FIRST minister Nicola Sturgeon is asking people to reduce their socialising over the Hogmanay/New Year period as much as they can in a bid to help reduce the spread of the Omicron variant of Covid-19.
Her New Year message comes as Scotland reports almost 12,000 new cases today (Friday), 15 of these in Shetland.
Despite rising numbers locally, Shetland continues to have a significantly lower average infection rate than other NHS board areas in Scotland.
Vaccinations clinics at Gilbertson Park were held until yesterday and will re-open again on Wednesday 5 January 2022.
Interim director of public health Dr Susan Laidlaw confirmed that there were no large outbreaks in Shetland as many of the latest cases were spread within families and across households.

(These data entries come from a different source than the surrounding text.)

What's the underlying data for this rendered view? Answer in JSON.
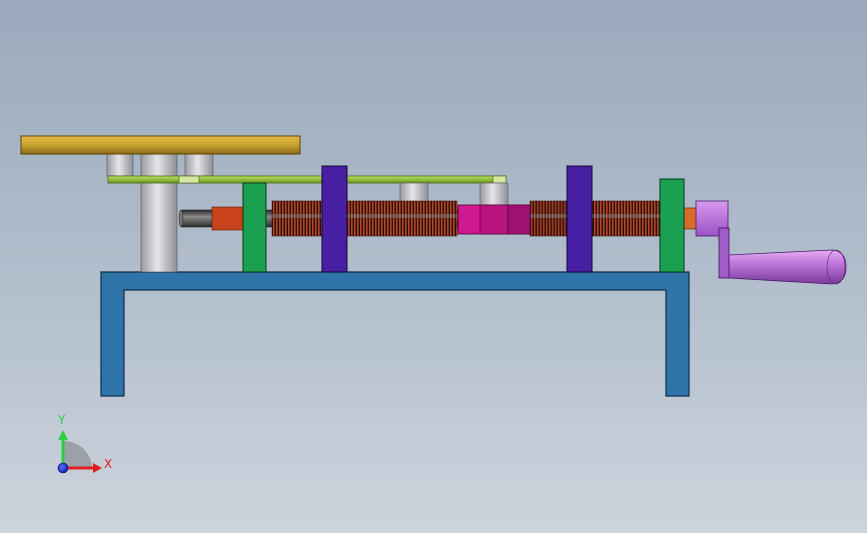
{
  "viewport": {
    "view": "front",
    "background_top": "#9aa9bc",
    "background_bottom": "#cdd4dd"
  },
  "triad": {
    "y_label": "Y",
    "x_label": "X",
    "y_color": "#2ecc40",
    "x_color": "#e02020",
    "z_color": "#1a2ee0"
  },
  "model_colors": {
    "base_frame": "#2e74a8",
    "top_plate": "#c9a22e",
    "rail": "#8fc23a",
    "support_green": "#1aa050",
    "support_purple": "#4620a0",
    "slider": "#d01890",
    "screw_thread": "#8a2b1a",
    "shaft": "#4a4a4a",
    "crank": "#b268d8",
    "column": "#c8c8cc"
  }
}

Dr Laidlaw added that 86.5 per cent of the local population over the age of 18 have had their booster jab.
In her message for 2022, Sturgeon acknowledged the progress that has been made in getting the pandemic under control.
“But of course it also makes it all the more cruel that now – so late on in the year – we are facing a new challenge,” she added.
“The Omicron variant is a very significant threat. It means that at the moment, we need above all to keep each other safe.
“We all need to stay at home, far more than we would want to at this time of year. And we have asked that you minimise new year socialising as much as you can.”
Adding a word of optimism for 2022 she expressed the hope that with the continuation of the booster programme Scotland could get back to “greater normality”.
“As we come through this pandemic, there will still, I am sure, be setbacks.
“But as we look back on the challenges we have faced this year, I believe we can also look forward to a much better and brighter new year ahead.
“So as you see in the bells, I want to take the opportunity to wish all of you a good Hogmanay. And to everyone, whether you’re in Scotland or further afield, let me wish all of you, a very happy, healthy and peaceful new year.”
Become a supporter of Shetland News
Shetland News is asking its many readers to consider start paying for their dose of the latest local news delivered straight to their PC, tablet or mobile phone.
Journalism comes at a price and because that price is not being paid in today’s rapidly changing media world, most publishers – national and local – struggle financially despite very healthy audience figures.
Most online publishers have started charging for access to their websites, others have chosen a different route. Shetland News currently has over 520 supporters who are all making small voluntary financial contributions. All funds go towards covering our cost and improving the service further.
Your contribution will ensure Shetland News can: –
- Bring you the headlines as they happen;
- Stay editorially independent;
- Give a voice to the community;
- Grow site traffic further;
- Research and publish more in-depth news, including more Shetland Lives features.
If you appreciate what we do and feel strongly about impartial local journalism, then please become a supporter of Shetland News by either making a single payment or monthly subscription.
Support us from as little as £3 per month – it only takes a minute to sign up. Thank you.